Actor Paterson Joseph performing 'Sancho and me' at George Cadbury Hall.
Actor Paterson Joseph performing 'Sancho and me' at George Cadbury Hall.

To mark Black History Month, the Department of Drama and Theatre Arts at the University invited local schools and arts organisations to join staff and students for two free performances of Joseph’s new show, which explores the life of Charles Ignatius Sancho - the first man of African Heritage to vote in Britain almost 250 years ago.

The first performance took place on Tuesday 10 October at George Cadbury Hall on the University’s Selly Oak Campus, with another free performance lined up for the following day.

It’s been a pleasure to perform here at the University of Birmingham, it’s a beautiful human experience to take your audience on a journey. The fact that I can bring a play like this, about a Black man who lived 250 years ago, to an audience now is a great privilege - it always feels worthwhile. I hope the audience got a massive dose of curiosity from this performance - all history is really important, and if we ignore it then we know ourselves less than we ought to.

Paterson Joseph, English Actor and Author.

As Chancellor of Oxford Brookes University, Paterson Joseph has taken on an important role in higher education too, to champion opportunities for the next generation. 

Paterson Joseph speaking about why arts matters

Charles Ignatius Sancho’s inspirational story demonstrates the absolute and continuing need for equal access to education and the arts. Through ‘Sancho and Me’, Paterson Joseph reveals the limitless potential the arts have in transforming lives and changing history.

Dr Caroline Radcliffe, Reader in Drama and Performance at the University of Birmingham.

'Sancho and Me' is a stage production of Joseph’s award-winning historical novel, The Secret Diaries of Charles Ignatius Sancho. Sancho was born on an African slave ship on the Atlantic Ocean in 1792, yet he became a writer, composer and respected ‘man of letters’ in 18th century London.

In his one-man show, which is partly improvised every night, Joseph drew on parallels between Sancho’s life and his own. With the aim that he wanted his audience to take away a 'big dose of curiosity' from his show.

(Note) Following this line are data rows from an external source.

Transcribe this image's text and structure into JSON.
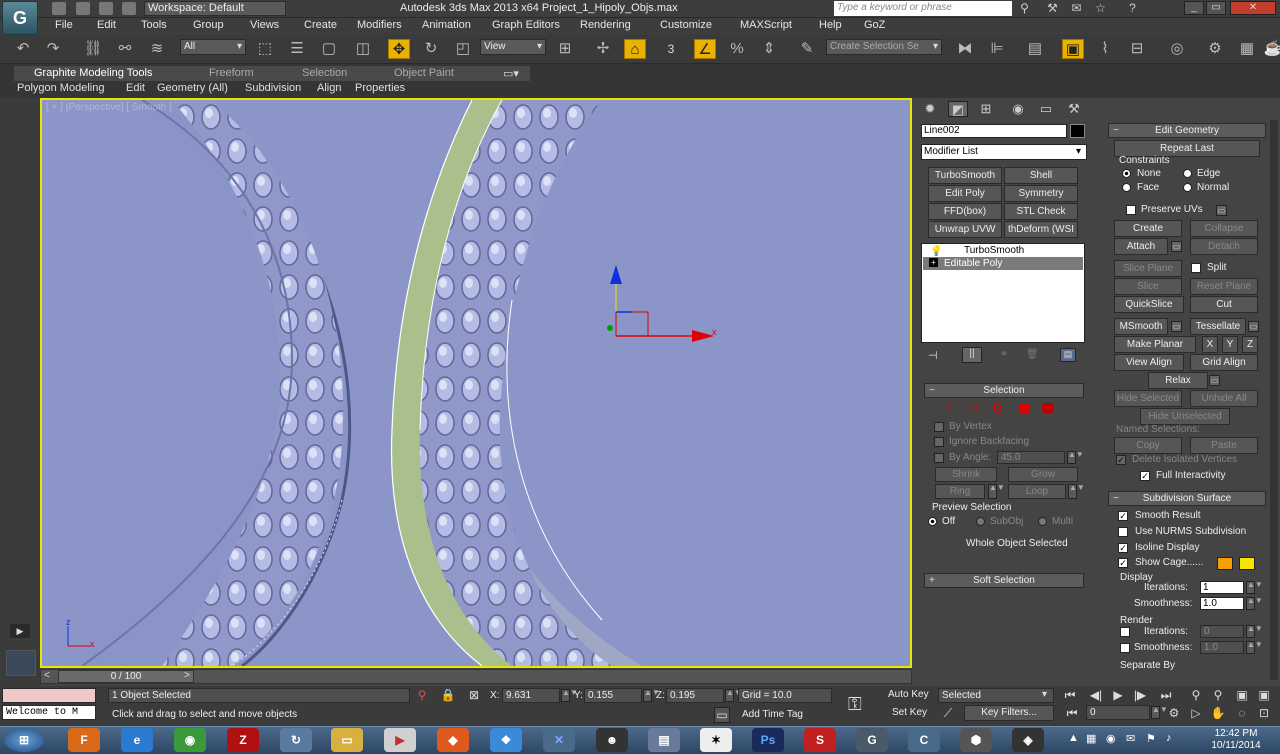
{
  "titlebar": {
    "workspace": "Workspace: Default",
    "title": "Autodesk 3ds Max  2013 x64     Project_1_Hipoly_Objs.max",
    "search_placeholder": "Type a keyword or phrase"
  },
  "menu": [
    "File",
    "Edit",
    "Tools",
    "Group",
    "Views",
    "Create",
    "Modifiers",
    "Animation",
    "Graph Editors",
    "Rendering",
    "Customize",
    "MAXScript",
    "Help",
    "GoZ"
  ],
  "toolbar": {
    "filter": "All",
    "view": "View",
    "snap_value": "3",
    "selection_set_placeholder": "Create Selection Se"
  },
  "ribbon": {
    "tabs": [
      "Graphite Modeling Tools",
      "Freeform",
      "Selection",
      "Object Paint"
    ],
    "subtabs": [
      "Polygon Modeling",
      "Edit",
      "Geometry (All)",
      "Subdivision",
      "Align",
      "Properties"
    ]
  },
  "viewport": {
    "label": "[ + ] [Perspective] [ Smooth ]",
    "axis_x": "x",
    "axis_z": "z"
  },
  "command_panel": {
    "object_name": "Line002",
    "modifier_list": "Modifier List",
    "modifier_buttons": [
      "TurboSmooth",
      "Shell",
      "Edit Poly",
      "Symmetry",
      "FFD(box)",
      "STL Check",
      "Unwrap UVW",
      "thDeform (WSI"
    ],
    "stack": [
      "TurboSmooth",
      "Editable Poly"
    ],
    "selection": {
      "title": "Selection",
      "by_vertex": "By Vertex",
      "ignore_backfacing": "Ignore Backfacing",
      "by_angle": "By Angle:",
      "angle_value": "45.0",
      "shrink": "Shrink",
      "grow": "Grow",
      "ring": "Ring",
      "loop": "Loop",
      "preview_title": "Preview Selection",
      "preview_off": "Off",
      "preview_subobj": "SubObj",
      "preview_multi": "Multi",
      "status": "Whole Object Selected"
    },
    "soft_selection": "Soft Selection"
  },
  "edit_geometry": {
    "title": "Edit Geometry",
    "repeat_last": "Repeat Last",
    "constraints": "Constraints",
    "c_none": "None",
    "c_edge": "Edge",
    "c_face": "Face",
    "c_normal": "Normal",
    "preserve_uvs": "Preserve UVs",
    "create": "Create",
    "collapse": "Collapse",
    "attach": "Attach",
    "detach": "Detach",
    "slice_plane": "Slice Plane",
    "split": "Split",
    "slice": "Slice",
    "reset_plane": "Reset Plane",
    "quickslice": "QuickSlice",
    "cut": "Cut",
    "msmooth": "MSmooth",
    "tessellate": "Tessellate",
    "make_planar": "Make Planar",
    "x": "X",
    "y": "Y",
    "z": "Z",
    "view_align": "View Align",
    "grid_align": "Grid Align",
    "relax": "Relax",
    "hide_selected": "Hide Selected",
    "unhide_all": "Unhide All",
    "hide_unselected": "Hide Unselected",
    "named_selections": "Named Selections:",
    "copy": "Copy",
    "paste": "Paste",
    "delete_isolated": "Delete Isolated Vertices",
    "full_interactivity": "Full Interactivity"
  },
  "subdivision": {
    "title": "Subdivision Surface",
    "smooth_result": "Smooth Result",
    "use_nurms": "Use NURMS Subdivision",
    "isoline": "Isoline Display",
    "show_cage": "Show Cage......",
    "display": "Display",
    "iterations_label": "Iterations:",
    "iterations": "1",
    "smoothness_label": "Smoothness:",
    "smoothness": "1.0",
    "render": "Render",
    "r_iterations": "0",
    "r_smoothness": "1.0",
    "separate_by": "Separate By",
    "cage_color_1": "#f5a000",
    "cage_color_2": "#f5e600"
  },
  "timeline": {
    "frame": "0 / 100"
  },
  "status": {
    "selected": "1 Object Selected",
    "prompt": "Click and drag to select and move objects",
    "maxscript": "Welcome to M",
    "x_label": "X:",
    "x": "9.631",
    "y_label": "Y:",
    "y": "0.155",
    "z_label": "Z:",
    "z": "0.195",
    "grid": "Grid = 10.0",
    "add_time_tag": "Add Time Tag",
    "auto_key": "Auto Key",
    "set_key": "Set Key",
    "key_mode": "Selected",
    "key_filters": "Key Filters...",
    "frame_field": "0"
  },
  "taskbar": {
    "time": "12:42 PM",
    "date": "10/11/2014"
  }
}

If you are curious to hear more about The Secret Diaries of Charles Ignatius Sancho and writing historical fiction, you can listen to Michaela Mahlberg’s Life and Language podcast where she talks to Paterson Joseph about his novel.

Paterson Joseph with his new book
Paterson Joseph on his new book